"I knew it was probably going to be pretty bad, but we weren't completely sure, and we live a little bit further out in like Lake Hamilton area," she said. "So, we drove in Sunday before it got bad to go my sisters. I thought that potentially, from (her house), it's about 2 miles to the hospital and that we would be able to reach it in our (Honda) CRV."
Early Monday morning, Brenneman-Hull and her husband attempted to drive to the hospital, but they quickly realized the roads were too slick.
"We were just getting stuck and we looked at each other and we said, 'You know this isn't worth wrecking the car or hurting ourselves,'" Brenneman-Hull said. "We found a way to get back to my sister Abby's house, thank God, and then started trying to call people.
"I called a few people and nobody was really answering me. It was early in the morning before my shift. We looked at each other and he said, 'Well, let's just walk, I'll walk you.' We got all our clothes on and then bundled up and it took about an hour."
While she had the option to spend the night at the hospital, she chose to stay with her family to avoid spending an extended period of time away from her daughter. She said many health care workers she knows either stayed at the hospital overnight or in a hotel room nearby. The hospital also offered rides to some.
Once she arrived, she said she had no problem securing transportation for the rest of the week from her co-workers with vehicles better suited for inclement weather. While thankful for the offers from her co-workers, Brenneman-Hull said the hike through the snow was "actually quite pleasant."
"I was surprised. It was very beautiful and it was very peaceful. Not a lot of vehicles were out and it was cool to see everything kind of just in a winter wonderland.

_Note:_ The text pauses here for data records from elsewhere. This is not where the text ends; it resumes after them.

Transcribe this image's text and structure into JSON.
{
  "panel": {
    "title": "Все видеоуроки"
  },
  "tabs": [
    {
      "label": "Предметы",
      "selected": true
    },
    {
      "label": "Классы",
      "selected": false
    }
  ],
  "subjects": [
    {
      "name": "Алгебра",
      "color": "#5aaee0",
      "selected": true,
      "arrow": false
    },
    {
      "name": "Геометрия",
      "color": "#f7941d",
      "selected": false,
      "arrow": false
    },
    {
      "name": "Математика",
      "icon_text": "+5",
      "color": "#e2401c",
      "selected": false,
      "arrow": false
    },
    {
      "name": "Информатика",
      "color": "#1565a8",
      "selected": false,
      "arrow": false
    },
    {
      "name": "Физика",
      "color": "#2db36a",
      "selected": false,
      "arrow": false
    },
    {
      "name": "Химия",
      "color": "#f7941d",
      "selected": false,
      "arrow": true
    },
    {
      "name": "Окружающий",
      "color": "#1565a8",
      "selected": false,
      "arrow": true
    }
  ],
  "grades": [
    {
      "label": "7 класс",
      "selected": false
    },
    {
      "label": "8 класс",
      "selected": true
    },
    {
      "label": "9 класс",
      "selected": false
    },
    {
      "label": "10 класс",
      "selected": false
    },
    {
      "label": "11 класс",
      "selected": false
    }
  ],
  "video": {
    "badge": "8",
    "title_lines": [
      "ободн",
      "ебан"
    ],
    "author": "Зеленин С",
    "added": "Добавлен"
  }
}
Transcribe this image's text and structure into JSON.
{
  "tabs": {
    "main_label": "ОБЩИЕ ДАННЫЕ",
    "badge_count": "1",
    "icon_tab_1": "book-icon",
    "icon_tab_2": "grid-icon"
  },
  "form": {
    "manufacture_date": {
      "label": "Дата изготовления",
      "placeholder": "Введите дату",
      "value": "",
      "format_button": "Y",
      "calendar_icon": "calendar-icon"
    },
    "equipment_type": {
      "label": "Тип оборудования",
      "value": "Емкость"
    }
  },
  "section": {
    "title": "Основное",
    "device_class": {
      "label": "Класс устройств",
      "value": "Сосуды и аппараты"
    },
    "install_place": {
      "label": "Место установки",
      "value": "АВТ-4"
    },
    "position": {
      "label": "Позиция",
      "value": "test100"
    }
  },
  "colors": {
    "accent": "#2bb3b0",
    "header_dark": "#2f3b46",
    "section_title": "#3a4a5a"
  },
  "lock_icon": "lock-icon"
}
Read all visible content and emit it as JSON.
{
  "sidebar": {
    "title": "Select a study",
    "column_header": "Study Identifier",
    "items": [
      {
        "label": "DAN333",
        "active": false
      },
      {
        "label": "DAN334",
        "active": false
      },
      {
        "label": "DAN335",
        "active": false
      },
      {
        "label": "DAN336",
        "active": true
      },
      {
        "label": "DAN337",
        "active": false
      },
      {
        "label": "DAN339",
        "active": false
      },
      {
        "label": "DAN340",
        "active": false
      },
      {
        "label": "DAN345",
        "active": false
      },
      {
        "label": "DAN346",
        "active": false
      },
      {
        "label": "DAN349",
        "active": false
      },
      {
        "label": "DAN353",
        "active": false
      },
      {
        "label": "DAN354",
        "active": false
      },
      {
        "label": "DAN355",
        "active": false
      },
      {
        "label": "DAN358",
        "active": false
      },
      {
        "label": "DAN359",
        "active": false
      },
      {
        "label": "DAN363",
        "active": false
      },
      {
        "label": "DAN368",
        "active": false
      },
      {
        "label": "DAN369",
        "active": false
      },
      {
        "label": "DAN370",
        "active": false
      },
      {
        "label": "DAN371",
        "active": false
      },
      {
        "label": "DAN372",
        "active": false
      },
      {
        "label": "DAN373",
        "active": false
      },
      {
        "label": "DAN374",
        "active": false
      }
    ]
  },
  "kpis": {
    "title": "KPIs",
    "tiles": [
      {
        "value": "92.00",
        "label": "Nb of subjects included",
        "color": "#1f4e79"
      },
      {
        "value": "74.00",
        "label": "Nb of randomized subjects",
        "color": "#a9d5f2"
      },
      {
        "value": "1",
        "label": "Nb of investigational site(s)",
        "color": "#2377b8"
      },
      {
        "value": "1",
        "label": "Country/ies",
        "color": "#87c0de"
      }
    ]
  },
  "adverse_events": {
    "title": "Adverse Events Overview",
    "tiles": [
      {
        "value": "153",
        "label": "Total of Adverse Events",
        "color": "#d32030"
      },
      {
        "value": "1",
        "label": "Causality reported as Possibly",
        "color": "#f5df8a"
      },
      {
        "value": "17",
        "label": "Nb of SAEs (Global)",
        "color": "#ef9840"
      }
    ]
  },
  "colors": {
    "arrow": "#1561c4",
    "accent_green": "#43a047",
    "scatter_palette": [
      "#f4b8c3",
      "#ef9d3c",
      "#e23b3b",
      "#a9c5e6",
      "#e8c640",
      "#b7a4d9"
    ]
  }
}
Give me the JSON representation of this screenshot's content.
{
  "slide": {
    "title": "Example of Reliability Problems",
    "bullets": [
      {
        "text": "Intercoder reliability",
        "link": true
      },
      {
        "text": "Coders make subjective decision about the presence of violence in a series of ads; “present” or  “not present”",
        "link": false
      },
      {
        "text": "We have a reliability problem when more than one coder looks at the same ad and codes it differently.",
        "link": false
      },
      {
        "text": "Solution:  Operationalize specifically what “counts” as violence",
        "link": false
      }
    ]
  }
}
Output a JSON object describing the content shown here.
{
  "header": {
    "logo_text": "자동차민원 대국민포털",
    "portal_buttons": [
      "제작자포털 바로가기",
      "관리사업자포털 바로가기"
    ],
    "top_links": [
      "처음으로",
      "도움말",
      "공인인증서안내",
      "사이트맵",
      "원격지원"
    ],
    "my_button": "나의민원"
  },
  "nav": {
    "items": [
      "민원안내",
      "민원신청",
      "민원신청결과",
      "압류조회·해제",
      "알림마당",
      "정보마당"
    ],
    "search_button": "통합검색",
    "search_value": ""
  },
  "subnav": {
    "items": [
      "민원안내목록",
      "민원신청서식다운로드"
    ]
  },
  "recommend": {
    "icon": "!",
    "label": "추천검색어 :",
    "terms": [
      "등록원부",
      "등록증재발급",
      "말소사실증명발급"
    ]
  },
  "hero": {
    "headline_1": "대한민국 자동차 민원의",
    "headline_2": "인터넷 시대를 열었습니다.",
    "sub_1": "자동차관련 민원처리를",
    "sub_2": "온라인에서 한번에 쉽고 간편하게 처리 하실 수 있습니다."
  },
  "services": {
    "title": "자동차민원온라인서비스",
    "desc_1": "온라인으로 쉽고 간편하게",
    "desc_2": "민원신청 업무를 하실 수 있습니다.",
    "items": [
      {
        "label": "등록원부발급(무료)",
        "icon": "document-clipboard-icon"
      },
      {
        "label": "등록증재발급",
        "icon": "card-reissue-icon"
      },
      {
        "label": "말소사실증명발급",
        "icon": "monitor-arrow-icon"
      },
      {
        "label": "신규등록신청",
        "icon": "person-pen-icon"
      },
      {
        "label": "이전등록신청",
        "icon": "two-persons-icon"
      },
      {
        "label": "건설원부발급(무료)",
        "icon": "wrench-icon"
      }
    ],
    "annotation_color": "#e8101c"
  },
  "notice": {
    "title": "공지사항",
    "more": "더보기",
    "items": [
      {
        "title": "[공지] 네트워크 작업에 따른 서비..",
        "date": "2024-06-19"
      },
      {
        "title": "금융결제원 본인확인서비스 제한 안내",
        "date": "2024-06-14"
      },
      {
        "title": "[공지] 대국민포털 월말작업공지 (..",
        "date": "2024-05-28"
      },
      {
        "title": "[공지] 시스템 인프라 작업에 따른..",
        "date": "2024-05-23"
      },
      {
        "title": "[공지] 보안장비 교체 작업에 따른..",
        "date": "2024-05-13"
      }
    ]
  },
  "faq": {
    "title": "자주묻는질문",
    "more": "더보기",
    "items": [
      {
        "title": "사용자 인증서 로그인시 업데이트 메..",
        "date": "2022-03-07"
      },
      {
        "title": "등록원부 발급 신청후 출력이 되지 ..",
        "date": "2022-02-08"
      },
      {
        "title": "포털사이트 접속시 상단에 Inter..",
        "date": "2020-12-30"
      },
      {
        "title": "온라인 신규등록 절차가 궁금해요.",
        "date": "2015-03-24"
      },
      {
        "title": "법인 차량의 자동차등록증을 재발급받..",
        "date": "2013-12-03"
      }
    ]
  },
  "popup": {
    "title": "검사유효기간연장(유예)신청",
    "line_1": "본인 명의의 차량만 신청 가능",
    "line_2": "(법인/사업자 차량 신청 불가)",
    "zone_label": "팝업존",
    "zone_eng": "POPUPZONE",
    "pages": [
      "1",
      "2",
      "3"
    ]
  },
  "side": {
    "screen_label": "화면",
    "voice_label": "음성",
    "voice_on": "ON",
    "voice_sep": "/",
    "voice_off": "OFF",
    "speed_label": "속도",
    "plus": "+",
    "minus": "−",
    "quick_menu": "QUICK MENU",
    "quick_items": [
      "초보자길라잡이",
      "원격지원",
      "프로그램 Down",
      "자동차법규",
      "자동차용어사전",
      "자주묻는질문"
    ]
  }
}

It really wasn't that bad and it wasn't that cold with the right clothing on. So, honestly, it was a pretty good experience," she said.
"The only thing was that once I got to work, I realized I had an icicle in my hair like frozen in my hair. Other than that, it was fun."